→ RECORDS FOR THE TASK

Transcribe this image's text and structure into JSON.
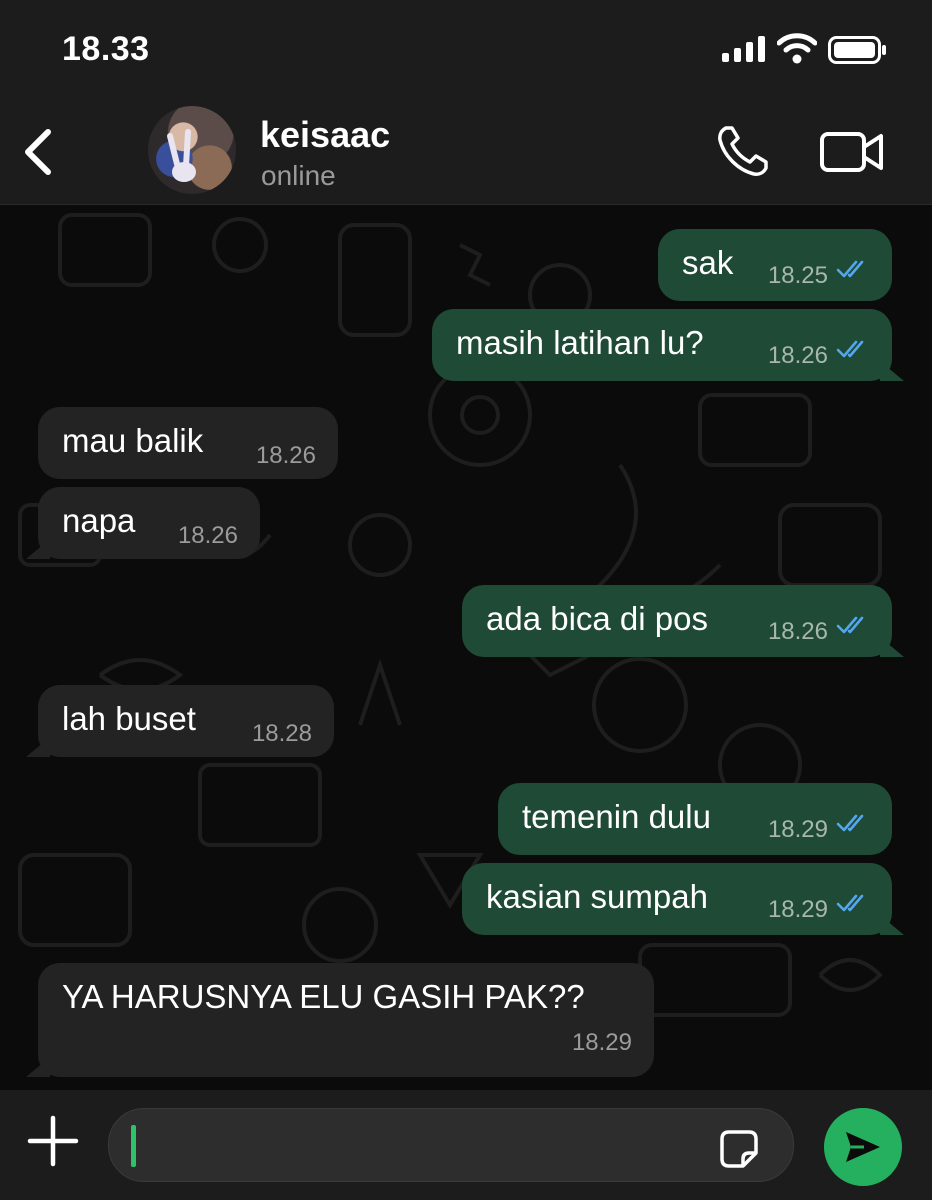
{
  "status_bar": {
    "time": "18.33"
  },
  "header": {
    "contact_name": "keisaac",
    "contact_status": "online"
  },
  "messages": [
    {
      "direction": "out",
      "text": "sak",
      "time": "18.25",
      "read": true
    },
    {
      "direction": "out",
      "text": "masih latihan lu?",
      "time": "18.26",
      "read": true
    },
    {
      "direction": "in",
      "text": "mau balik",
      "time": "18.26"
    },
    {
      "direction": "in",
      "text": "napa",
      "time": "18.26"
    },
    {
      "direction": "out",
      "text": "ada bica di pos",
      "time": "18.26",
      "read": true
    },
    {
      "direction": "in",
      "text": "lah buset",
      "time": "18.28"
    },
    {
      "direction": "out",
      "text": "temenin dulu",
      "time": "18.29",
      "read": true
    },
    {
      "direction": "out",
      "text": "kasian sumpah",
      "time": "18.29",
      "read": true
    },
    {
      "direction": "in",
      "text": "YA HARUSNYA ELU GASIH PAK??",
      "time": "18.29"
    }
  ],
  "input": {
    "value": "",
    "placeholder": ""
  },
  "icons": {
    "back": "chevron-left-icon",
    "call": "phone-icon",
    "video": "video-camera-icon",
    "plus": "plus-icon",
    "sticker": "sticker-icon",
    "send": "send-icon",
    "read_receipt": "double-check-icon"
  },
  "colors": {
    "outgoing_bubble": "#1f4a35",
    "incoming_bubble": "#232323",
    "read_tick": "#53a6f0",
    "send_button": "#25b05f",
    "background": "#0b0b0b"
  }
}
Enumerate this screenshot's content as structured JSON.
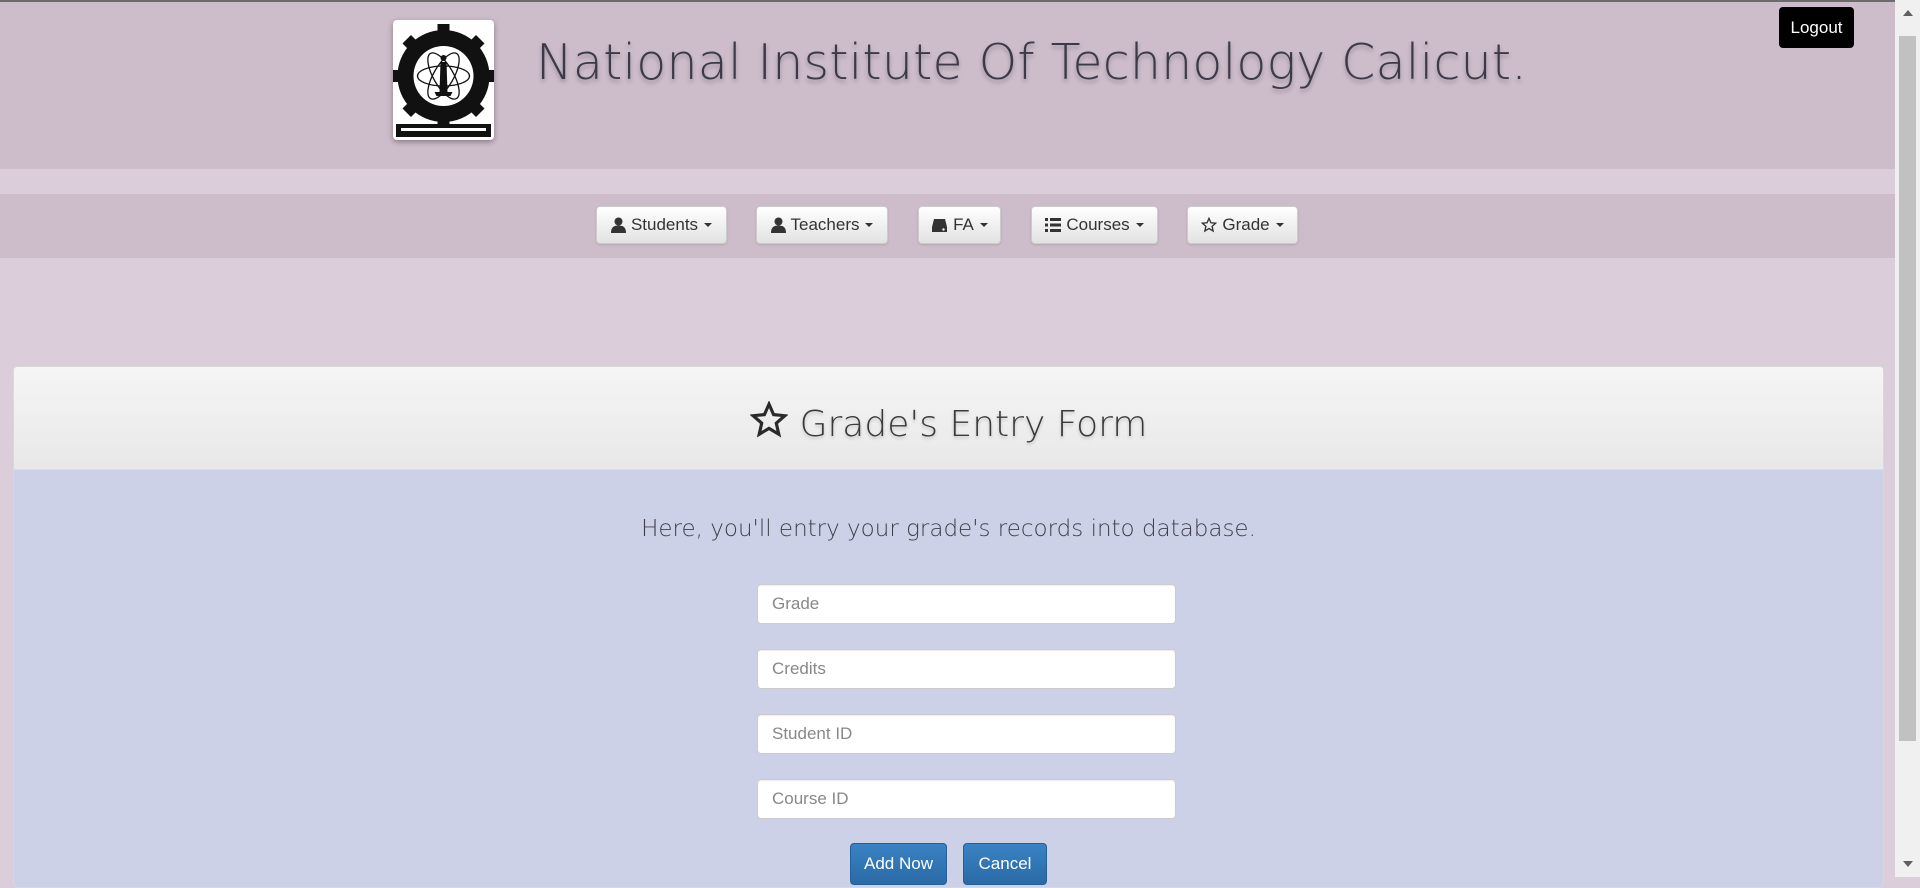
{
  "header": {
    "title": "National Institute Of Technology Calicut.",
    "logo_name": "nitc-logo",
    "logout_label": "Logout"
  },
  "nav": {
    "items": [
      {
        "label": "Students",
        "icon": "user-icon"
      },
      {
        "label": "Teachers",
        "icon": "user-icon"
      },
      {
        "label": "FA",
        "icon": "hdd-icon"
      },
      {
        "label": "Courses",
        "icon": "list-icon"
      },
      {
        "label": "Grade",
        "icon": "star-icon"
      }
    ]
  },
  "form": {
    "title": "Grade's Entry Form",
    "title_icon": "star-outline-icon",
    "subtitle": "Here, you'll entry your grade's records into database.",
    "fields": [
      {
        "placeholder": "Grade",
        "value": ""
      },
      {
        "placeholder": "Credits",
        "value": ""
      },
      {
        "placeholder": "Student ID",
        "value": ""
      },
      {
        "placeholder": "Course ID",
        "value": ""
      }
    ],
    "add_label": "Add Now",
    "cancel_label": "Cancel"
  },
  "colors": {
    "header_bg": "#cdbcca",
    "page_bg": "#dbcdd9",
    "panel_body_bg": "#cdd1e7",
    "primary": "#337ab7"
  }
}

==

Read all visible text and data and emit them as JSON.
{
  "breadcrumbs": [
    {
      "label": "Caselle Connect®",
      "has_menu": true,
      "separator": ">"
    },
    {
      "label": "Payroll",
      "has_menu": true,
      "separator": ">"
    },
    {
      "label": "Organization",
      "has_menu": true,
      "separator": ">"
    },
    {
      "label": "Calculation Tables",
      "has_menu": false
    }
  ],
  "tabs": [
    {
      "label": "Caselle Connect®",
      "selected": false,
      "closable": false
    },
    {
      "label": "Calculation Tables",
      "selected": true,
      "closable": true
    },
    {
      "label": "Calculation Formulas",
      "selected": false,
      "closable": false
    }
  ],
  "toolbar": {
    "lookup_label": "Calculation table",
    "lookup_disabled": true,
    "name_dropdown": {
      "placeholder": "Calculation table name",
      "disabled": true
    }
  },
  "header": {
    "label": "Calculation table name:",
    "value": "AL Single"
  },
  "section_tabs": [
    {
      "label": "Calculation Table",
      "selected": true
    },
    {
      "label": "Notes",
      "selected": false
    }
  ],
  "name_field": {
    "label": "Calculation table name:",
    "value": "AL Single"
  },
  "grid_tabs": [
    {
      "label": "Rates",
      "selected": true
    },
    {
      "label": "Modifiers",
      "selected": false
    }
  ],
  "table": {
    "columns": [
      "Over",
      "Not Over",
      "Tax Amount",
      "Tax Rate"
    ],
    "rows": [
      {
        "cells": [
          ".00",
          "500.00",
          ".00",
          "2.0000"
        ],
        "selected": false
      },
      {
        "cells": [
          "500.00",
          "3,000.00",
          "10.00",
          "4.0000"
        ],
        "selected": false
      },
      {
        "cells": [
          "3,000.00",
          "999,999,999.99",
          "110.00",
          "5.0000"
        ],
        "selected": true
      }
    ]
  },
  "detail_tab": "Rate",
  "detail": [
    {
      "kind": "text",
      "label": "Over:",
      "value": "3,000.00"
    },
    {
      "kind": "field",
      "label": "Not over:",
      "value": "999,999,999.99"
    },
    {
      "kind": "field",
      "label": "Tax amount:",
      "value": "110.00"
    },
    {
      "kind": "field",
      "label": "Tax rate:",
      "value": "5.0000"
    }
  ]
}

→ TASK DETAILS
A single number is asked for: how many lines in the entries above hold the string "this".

→ ANSWER
2